The improvement was made in the wake of the revelation that Exodus Intelligence researchers have found a critical de-anonymization 0-day in Tails, the security-focused Debian-based Linux distribution used by privacy-seeking users around the world.
The zero-day affects the I2P component, which has been bundled with Tails since version 0.7.
"The I2P vulnerability works on default, fully patched installation of Tails. No settings or configurations need to be changed for the exploit to work," the researchers claimed, and vowed to responsibly disclose the vulnerability to the Tails and I2P teams.
"The vulnerability we have found is able to perform remote code execution with a specially crafted payload.

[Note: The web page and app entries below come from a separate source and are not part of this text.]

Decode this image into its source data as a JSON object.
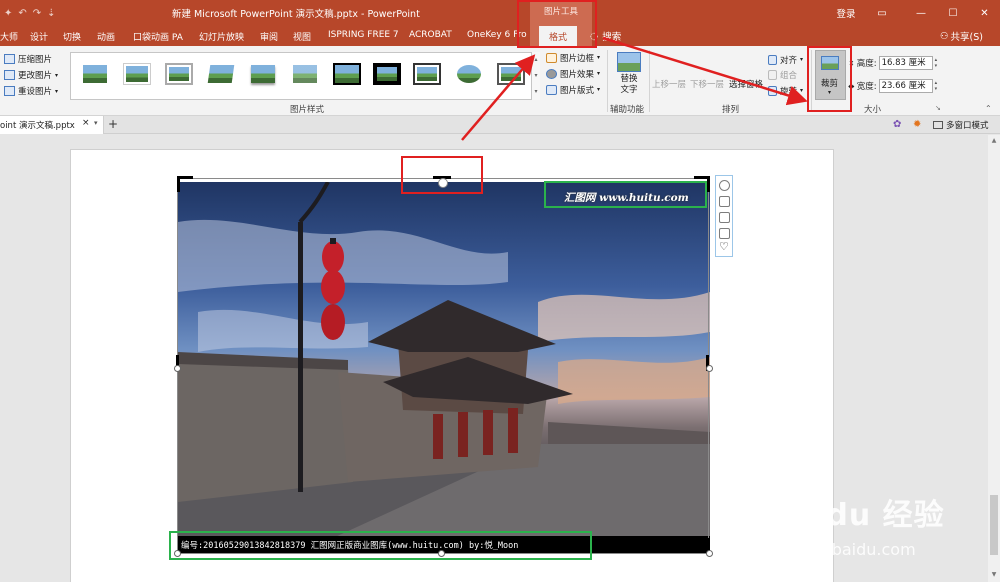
{
  "window": {
    "title": "新建 Microsoft PowerPoint 演示文稿.pptx - PowerPoint",
    "context_group": "图片工具",
    "login": "登录"
  },
  "tabs": [
    "大师",
    "设计",
    "切换",
    "动画",
    "口袋动画 PA",
    "幻灯片放映",
    "审阅",
    "视图",
    "ISPRING FREE 7",
    "ACROBAT",
    "OneKey 6 Fro",
    "格式"
  ],
  "active_tab": "格式",
  "tell_me": "搜索",
  "share": "共享(S)",
  "ribbon": {
    "adjust": [
      "压缩图片",
      "更改图片",
      "重设图片"
    ],
    "picture_styles_label": "图片样式",
    "style_commands": [
      "图片边框",
      "图片效果",
      "图片版式"
    ],
    "accessibility": {
      "button": "替换文字",
      "label": "辅助功能"
    },
    "arrange": {
      "bring_forward": "上移一层",
      "send_backward": "下移一层",
      "selection_pane": "选择窗格",
      "align": "对齐",
      "group": "组合",
      "rotate": "旋转",
      "label": "排列"
    },
    "crop": "裁剪",
    "size": {
      "label": "大小",
      "height_label": "高度:",
      "height_value": "16.83 厘米",
      "width_label": "宽度:",
      "width_value": "23.66 厘米"
    }
  },
  "doc_tab": {
    "name": "oint 演示文稿.pptx",
    "close": "×",
    "new": "+",
    "multi_window": "多窗口模式"
  },
  "picture": {
    "watermark": "汇图网 www.huitu.com",
    "caption": "编号:20160529013842818379  汇图网正版商业图库(www.huitu.com) by:悦_Moon"
  },
  "page_watermark": {
    "brand": "Baidu 经验",
    "url": "jingyan.baidu.com"
  },
  "colors": {
    "accent": "#b7472a",
    "context_tab": "#cd6b51",
    "annotation_red": "#e02020",
    "annotation_green": "#2bb24c"
  }
}
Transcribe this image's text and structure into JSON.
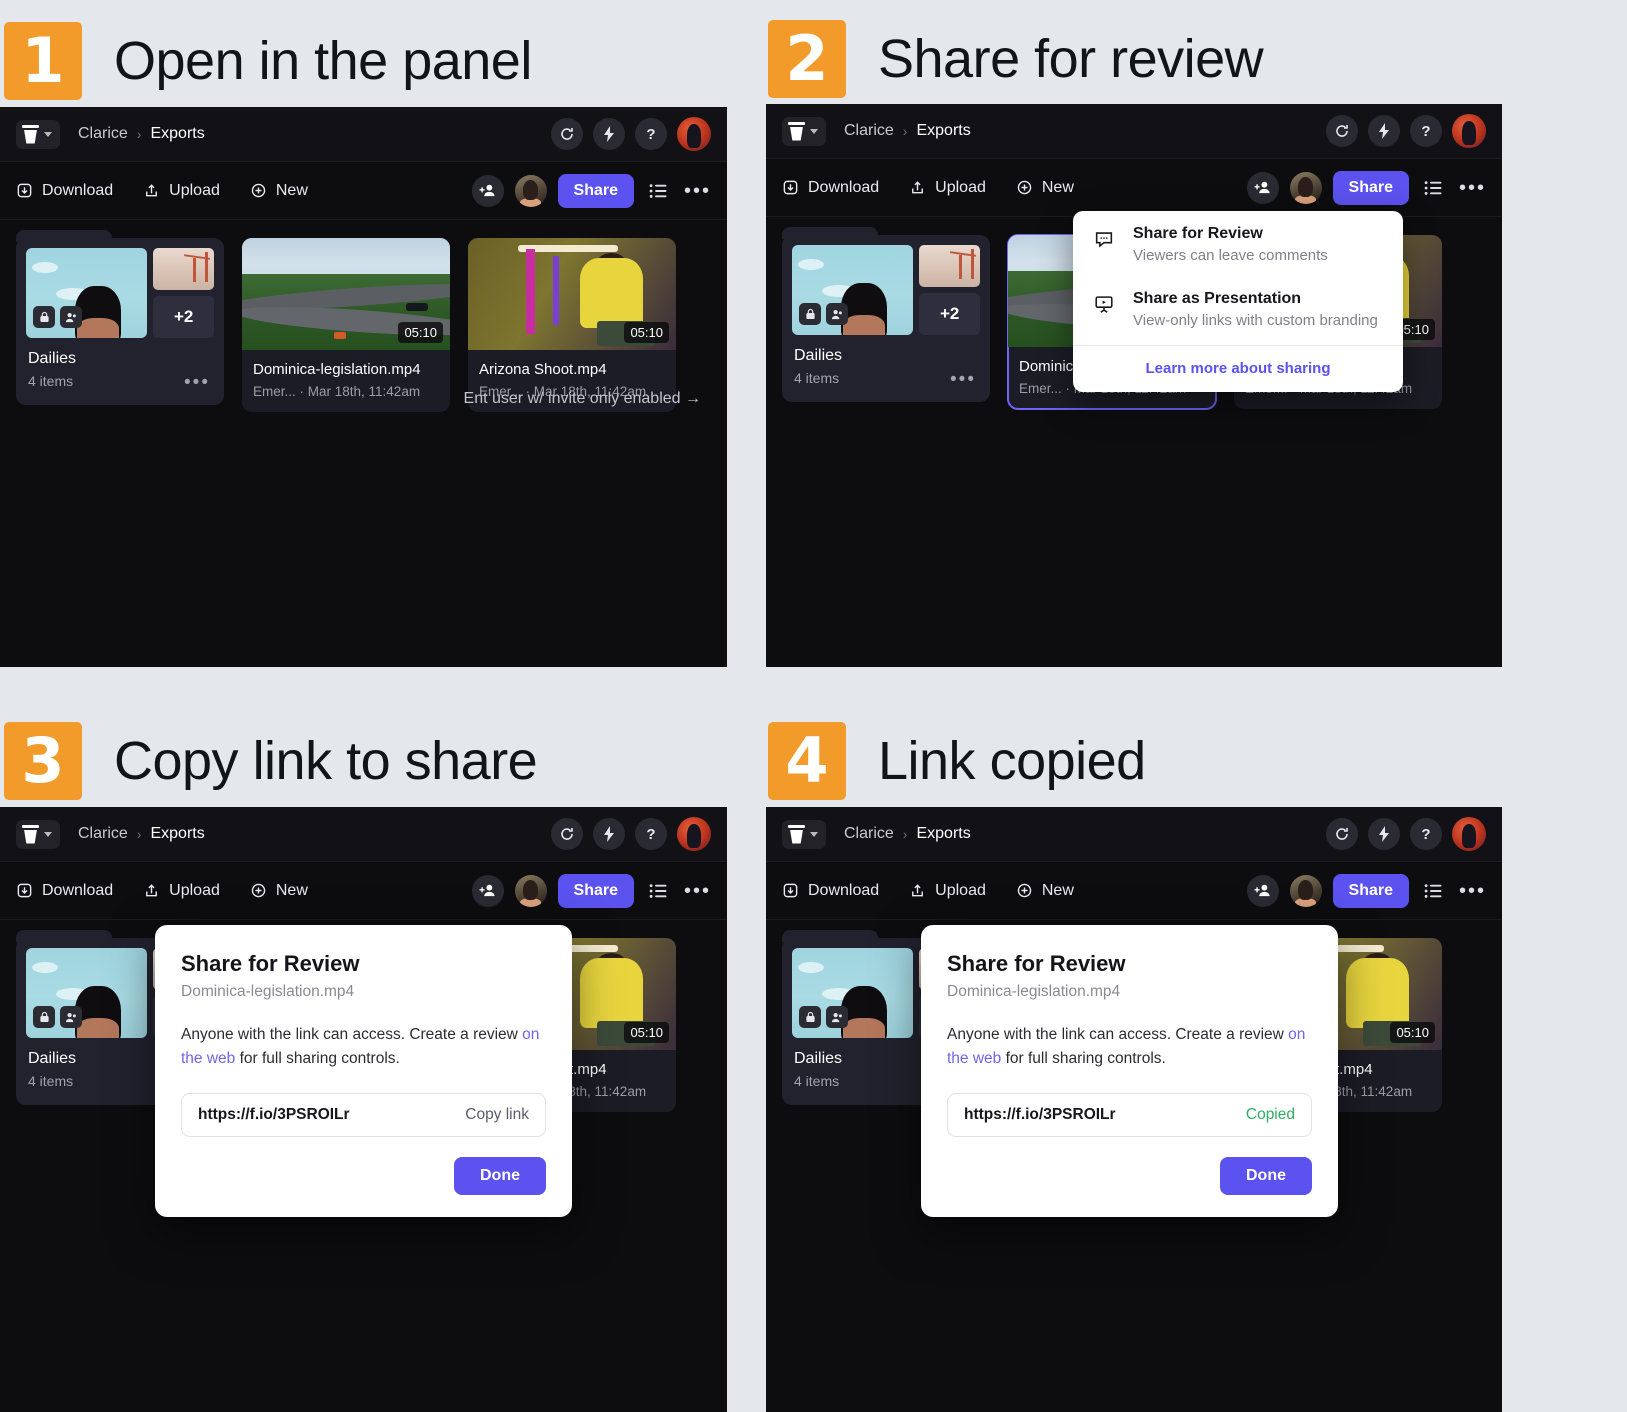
{
  "steps": [
    {
      "number": "1",
      "title": "Open in the panel"
    },
    {
      "number": "2",
      "title": "Share for review"
    },
    {
      "number": "3",
      "title": "Copy link to share"
    },
    {
      "number": "4",
      "title": "Link copied"
    }
  ],
  "app": {
    "breadcrumb": {
      "root": "Clarice",
      "separator": "›",
      "current": "Exports"
    },
    "topbar_icons": [
      "refresh-icon",
      "lightning-icon",
      "help-icon",
      "user-avatar"
    ],
    "help_glyph": "?",
    "toolbar": {
      "download": "Download",
      "upload": "Upload",
      "new": "New",
      "share": "Share",
      "add_user_icon": "add-user-icon",
      "list_view_icon": "list-view-icon",
      "more_icon": "more-options-icon",
      "more_glyph": "•••"
    },
    "cards": [
      {
        "type": "folder",
        "name": "Dailies",
        "sub": "4 items",
        "extra_count": "+2",
        "more_glyph": "•••"
      },
      {
        "type": "video",
        "name": "Dominica-legislation.mp4",
        "sub": "Emer... · Mar 18th, 11:42am",
        "duration": "05:10"
      },
      {
        "type": "video",
        "name": "Arizona Shoot.mp4",
        "sub": "Emer... · Mar 18th, 11:42am",
        "duration": "05:10"
      }
    ],
    "hint": "Ent user w/ invite only enabled →"
  },
  "share_menu": {
    "items": [
      {
        "title": "Share for Review",
        "subtitle": "Viewers can leave comments",
        "icon": "comment-bubble-icon"
      },
      {
        "title": "Share as Presentation",
        "subtitle": "View-only links with custom branding",
        "icon": "presentation-icon"
      }
    ],
    "link": "Learn more about sharing"
  },
  "share_dialog": {
    "title": "Share for Review",
    "filename": "Dominica-legislation.mp4",
    "body_part1": "Anyone with the link can access. Create a review ",
    "body_link": "on the web",
    "body_part2": " for full sharing controls.",
    "url": "https://f.io/3PSROILr",
    "copy_label": "Copy link",
    "copied_label": "Copied",
    "done_label": "Done"
  },
  "colors": {
    "badge_orange": "#f29b2b",
    "accent_purple": "#5b52ef",
    "copied_green": "#2fae62",
    "canvas": "#e4e7eb",
    "app_bg": "#0d0d10"
  }
}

This payload can be customized to unmask a user and show the public IP address in which the user connected from within Ďa couple of secondsí," they explained.
The I2P team has released the updated version during the weekend, and has urged users to update immediately.
The new version of I2P is yet to incorporated into Tails. Its developers have warned on Friday that users should not start I2P in Tails 1.1 and earlier (it is not started by default), and that they can protect themselves further by removing the I2P package every time they start Tails.